ACTION ITEM =>
Every line below that includes the word "Автоконфигурирование" needs to be copied.

** DATA SUPPLIED follows **

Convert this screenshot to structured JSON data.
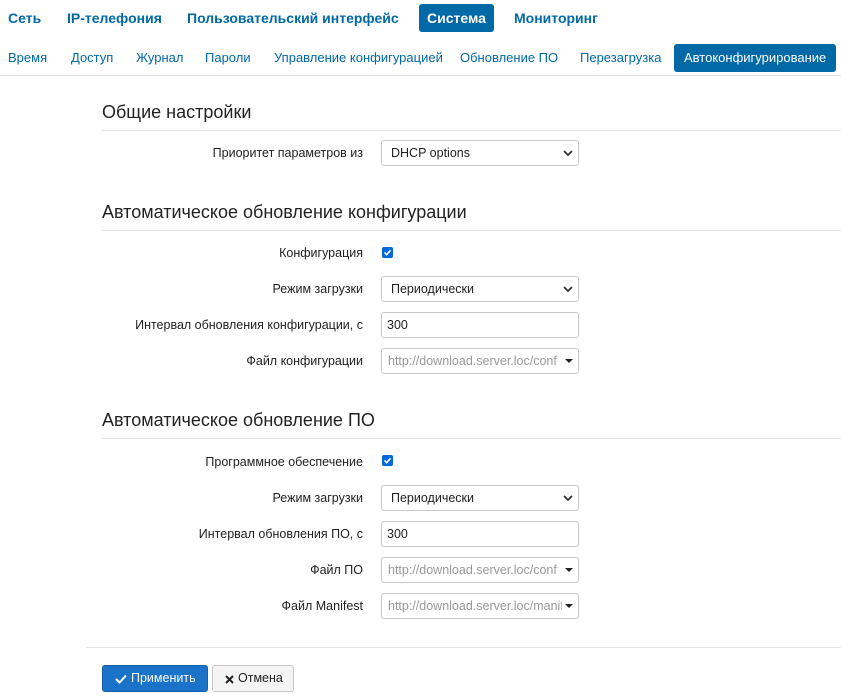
{
  "topnav": {
    "items": [
      "Сеть",
      "IP-телефония",
      "Пользовательский интерфейс",
      "Система",
      "Мониторинг"
    ],
    "active": "Система"
  },
  "subnav": {
    "items": [
      "Время",
      "Доступ",
      "Журнал",
      "Пароли",
      "Управление конфигурацией",
      "Обновление ПО",
      "Перезагрузка",
      "Автоконфигурирование"
    ],
    "active": "Автоконфигурирование"
  },
  "general": {
    "title": "Общие настройки",
    "priority_label": "Приоритет параметров из",
    "priority_value": "DHCP options"
  },
  "config_update": {
    "title": "Автоматическое обновление конфигурации",
    "enabled_label": "Конфигурация",
    "enabled": true,
    "mode_label": "Режим загрузки",
    "mode_value": "Периодически",
    "interval_label": "Интервал обновления конфигурации, с",
    "interval_value": "300",
    "file_label": "Файл конфигурации",
    "file_value": "http://download.server.loc/conf"
  },
  "firmware_update": {
    "title": "Автоматическое обновление ПО",
    "enabled_label": "Программное обеспечение",
    "enabled": true,
    "mode_label": "Режим загрузки",
    "mode_value": "Периодически",
    "interval_label": "Интервал обновления ПО, с",
    "interval_value": "300",
    "file_label": "Файл ПО",
    "file_value": "http://download.server.loc/conf",
    "manifest_label": "Файл Manifest",
    "manifest_value": "http://download.server.loc/manifest"
  },
  "actions": {
    "apply_label": "Применить",
    "cancel_label": "Отмена"
  },
  "colors": {
    "accent": "#0069a6",
    "primary_button": "#1a73c9",
    "checkbox": "#0069d9"
  },
  "icons": {
    "apply": "check-icon",
    "cancel": "times-icon",
    "select": "chevron-down-icon",
    "combo": "caret-down-icon"
  }
}
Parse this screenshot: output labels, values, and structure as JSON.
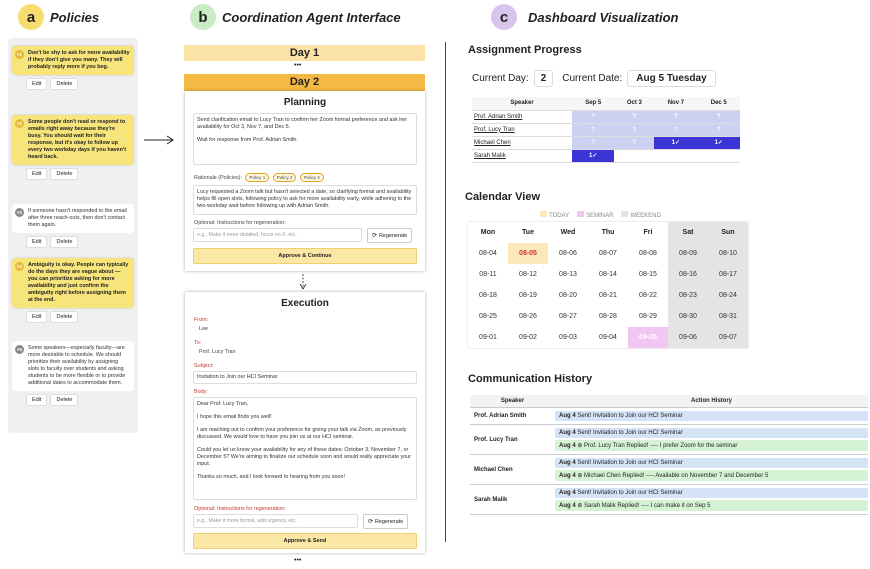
{
  "sections": {
    "a": {
      "letter": "a",
      "title": "Policies"
    },
    "b": {
      "letter": "b",
      "title": "Coordination Agent Interface"
    },
    "c": {
      "letter": "c",
      "title": "Dashboard Visualization"
    }
  },
  "colors": {
    "badge_a": "#f7dc6f",
    "badge_b": "#c9ecc4",
    "badge_c": "#d9c4ee",
    "highlight": "#f7e57b",
    "day_header": "#f4b942",
    "day1": "#fbe3a6",
    "approve": "#fbe7a6",
    "selected_cell": "#3b35d6",
    "weekend": "#e4e4e4",
    "seminar": "#f2c6f2",
    "today": "#fbe8b8",
    "sent": "#d5e3f7",
    "replied": "#d5f2d5"
  },
  "policies": [
    {
      "num": "#1",
      "highlight": true,
      "text": "Don't be shy to ask for more availability if they don't give you many. They will probably reply more if you beg.",
      "edit": "Edit",
      "delete": "Delete"
    },
    {
      "num": "#2",
      "highlight": true,
      "text": "Some people don't read or respond to emails right away because they're busy. You should wait for their response, but it's okay to follow up every two workday days if you haven't heard back.",
      "edit": "Edit",
      "delete": "Delete"
    },
    {
      "num": "#3",
      "highlight": false,
      "text": "If someone hasn't responded to the email after three reach-outs, then don't contact them again.",
      "edit": "Edit",
      "delete": "Delete"
    },
    {
      "num": "#4",
      "highlight": true,
      "text": "Ambiguity is okay. People can typically do the days they are vague about — you can prioritize asking for more availability and just confirm the ambiguity right before assigning them at the end.",
      "edit": "Edit",
      "delete": "Delete"
    },
    {
      "num": "#5",
      "highlight": false,
      "text": "Some speakers—especially faculty—are more desirable to schedule. We should prioritize their availability by assigning slots to faculty over students and asking students to be more flexible or to provide additional dates to accommodate them.",
      "edit": "Edit",
      "delete": "Delete"
    }
  ],
  "agent": {
    "day1": "Day 1",
    "dots": "•••",
    "day2": "Day 2",
    "planning": {
      "title": "Planning",
      "plan_text1": "Send clarification email to Lucy Tran to confirm her Zoom format preference and ask her availability for Oct 3, Nov 7, and Dec 5.",
      "plan_text2": "Wait for response from Prof. Adrian Smith.",
      "rationale_label": "Rationale (Policies):",
      "chips": [
        "Policy 1",
        "Policy 2",
        "Policy 4"
      ],
      "rationale_text": "Lucy requested a Zoom talk but hasn't selected a date, so clarifying format and availability helps fill open slots, following policy to ask for more availability early, while adhering to the two-workday wait before following up with Adrian Smith.",
      "regen_label": "Optional: Instructions for regeneration:",
      "regen_placeholder": "e.g., Make it more detailed, focus on X, etc.",
      "regen_button": "Regenerate",
      "approve": "Approve & Continue"
    },
    "execution": {
      "title": "Execution",
      "from_label": "From:",
      "from": "Lee",
      "to_label": "To:",
      "to": "Prof. Lucy Tran",
      "subject_label": "Subject:",
      "subject": "Invitation to Join our HCI Seminar",
      "body_label": "Body:",
      "body": [
        "Dear Prof. Lucy Tran,",
        "I hope this email finds you well!",
        "I am reaching out to confirm your preference for giving your talk via Zoom, as previously discussed. We would love to have you join us at our HCI seminar.",
        "Could you let us know your availability for any of these dates: October 3, November 7, or December 5? We're aiming to finalize our schedule soon and would really appreciate your input.",
        "Thanks so much, and I look forward to hearing from you soon!"
      ],
      "regen_label": "Optional: Instructions for regeneration:",
      "regen_placeholder": "e.g., Make it more formal, add urgency, etc.",
      "regen_button": "Regenerate",
      "approve": "Approve & Send"
    },
    "bottom_dots": "•••"
  },
  "dashboard": {
    "assignment": {
      "title": "Assignment Progress",
      "current_day_label": "Current Day:",
      "current_day": "2",
      "current_date_label": "Current Date:",
      "current_date": "Aug 5 Tuesday",
      "headers": [
        "Speaker",
        "Sep 5",
        "Oct 3",
        "Nov 7",
        "Dec 5"
      ],
      "rows": [
        {
          "speaker": "Prof. Adrian Smith",
          "cells": [
            "?",
            "?",
            "?",
            "?"
          ]
        },
        {
          "speaker": "Prof. Lucy Tran",
          "cells": [
            "?",
            "?",
            "?",
            "?"
          ]
        },
        {
          "speaker": "Michael Chen",
          "cells": [
            "?",
            "?",
            "1✓",
            "1✓"
          ]
        },
        {
          "speaker": "Sarah Malik",
          "cells": [
            "1✓",
            "",
            "",
            ""
          ]
        }
      ]
    },
    "calendar": {
      "title": "Calendar View",
      "legend": [
        "TODAY",
        "SEMINAR",
        "WEEKEND"
      ],
      "headers": [
        "Mon",
        "Tue",
        "Wed",
        "Thu",
        "Fri",
        "Sat",
        "Sun"
      ],
      "weeks": [
        [
          "08-04",
          "08-05",
          "08-06",
          "08-07",
          "08-08",
          "08-09",
          "08-10"
        ],
        [
          "08-11",
          "08-12",
          "08-13",
          "08-14",
          "08-15",
          "08-16",
          "08-17"
        ],
        [
          "08-18",
          "08-19",
          "08-20",
          "08-21",
          "08-22",
          "08-23",
          "08-24"
        ],
        [
          "08-25",
          "08-26",
          "08-27",
          "08-28",
          "08-29",
          "08-30",
          "08-31"
        ],
        [
          "09-01",
          "09-02",
          "09-03",
          "09-04",
          "09-05",
          "09-06",
          "09-07"
        ]
      ]
    },
    "history": {
      "title": "Communication History",
      "headers": [
        "Speaker",
        "Action History"
      ],
      "rows": [
        {
          "speaker": "Prof. Adrian Smith",
          "msgs": [
            {
              "date": "Aug 4",
              "type": "sent",
              "text": "Sent! Invitation to Join our HCI Seminar"
            }
          ]
        },
        {
          "speaker": "Prof. Lucy Tran",
          "msgs": [
            {
              "date": "Aug 4",
              "type": "sent",
              "text": "Sent! Invitation to Join our HCI Seminar"
            },
            {
              "date": "Aug 4",
              "type": "replied",
              "text": "⊕ Prof. Lucy Tran Replied! ---- I prefer Zoom for the seminar"
            }
          ]
        },
        {
          "speaker": "Michael Chen",
          "msgs": [
            {
              "date": "Aug 4",
              "type": "sent",
              "text": "Sent! Invitation to Join our HCI Seminar"
            },
            {
              "date": "Aug 4",
              "type": "replied",
              "text": "⊕ Michael Chen Replied! ---- Available on November 7 and December 5"
            }
          ]
        },
        {
          "speaker": "Sarah Malik",
          "msgs": [
            {
              "date": "Aug 4",
              "type": "sent",
              "text": "Sent! Invitation to Join our HCI Seminar"
            },
            {
              "date": "Aug 4",
              "type": "replied",
              "text": "⊕ Sarah Malik Replied! ---- I can make it on Sep 5"
            }
          ]
        }
      ]
    }
  }
}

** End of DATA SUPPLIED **

YOUR RESPONSE =>
      "Автоконфигурирование"
    "active": "Автоконфигурирование"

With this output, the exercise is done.